*TASK TO COMPLETE*
The lines you return should be those containing the string "Gabriela", taken from the data below.

═════ DATA RECORDS ═════

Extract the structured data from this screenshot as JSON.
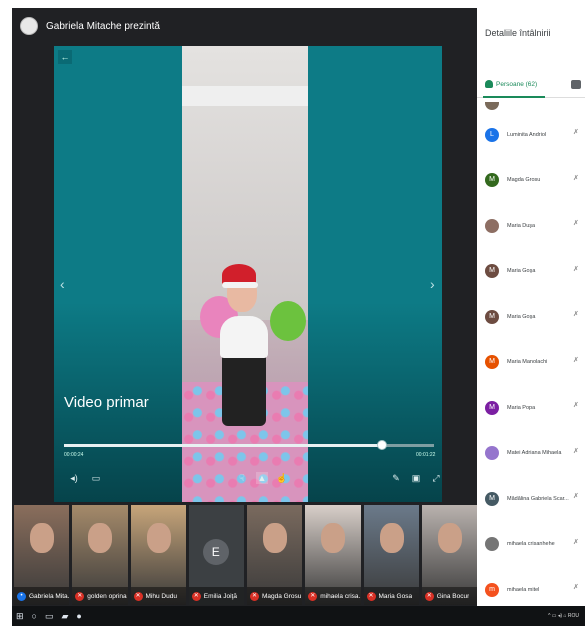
{
  "header": {
    "presenter_title": "Gabriela Mitache prezintă"
  },
  "stage": {
    "title": "Video primar",
    "time_elapsed": "00:00:24",
    "time_total": "00:01:22",
    "progress": 0.86
  },
  "panel": {
    "title": "Detaliile întâlnirii",
    "people_tab_label": "Persoane (62)",
    "people": [
      {
        "name": "Luminita Andriol",
        "initial": "L",
        "avatar_color": "#1a73e8"
      },
      {
        "name": "Magda Grosu",
        "initial": "M",
        "avatar_color": "#33691e"
      },
      {
        "name": "Maria Duşa",
        "initial": "",
        "avatar_color": "#8d6e63"
      },
      {
        "name": "Maria Goşa",
        "initial": "M",
        "avatar_color": "#6d4c41"
      },
      {
        "name": "Maria Goşa",
        "initial": "M",
        "avatar_color": "#6d4c41"
      },
      {
        "name": "Maria Manolachi",
        "initial": "M",
        "avatar_color": "#e65100"
      },
      {
        "name": "Maria Popa",
        "initial": "M",
        "avatar_color": "#7b1fa2"
      },
      {
        "name": "Matei Adriana Mihaela",
        "initial": "",
        "avatar_color": "#9575cd"
      },
      {
        "name": "Mădălina Gabriela Scar...",
        "initial": "M",
        "avatar_color": "#455a64"
      },
      {
        "name": "mihaela crisanhehe",
        "initial": "",
        "avatar_color": "#757575"
      },
      {
        "name": "mihaela mitel",
        "initial": "m",
        "avatar_color": "#f4511e"
      }
    ]
  },
  "filmstrip": [
    {
      "name": "Gabriela Mita...",
      "muted": false,
      "color": "#8a6e5c"
    },
    {
      "name": "golden oprina",
      "muted": true,
      "color": "#a58a6a"
    },
    {
      "name": "Mihu Dudu",
      "muted": true,
      "color": "#c7a57a"
    },
    {
      "name": "Emilia Joiţă",
      "muted": true,
      "initial": "E"
    },
    {
      "name": "Magda Grosu",
      "muted": true,
      "color": "#7a6a5e"
    },
    {
      "name": "mihaela crisa...",
      "muted": true,
      "color": "#d8cfc9"
    },
    {
      "name": "Maria Gosa",
      "muted": true,
      "color": "#6b7a8a"
    },
    {
      "name": "Gina Bocur",
      "muted": true,
      "color": "#b9b2ae"
    }
  ]
}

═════

*EXERCISE SOLUTION*
    "presenter_title": "Gabriela Mitache prezintă"
        "name": "Mădălina Gabriela Scar...",
      "name": "Gabriela Mita...",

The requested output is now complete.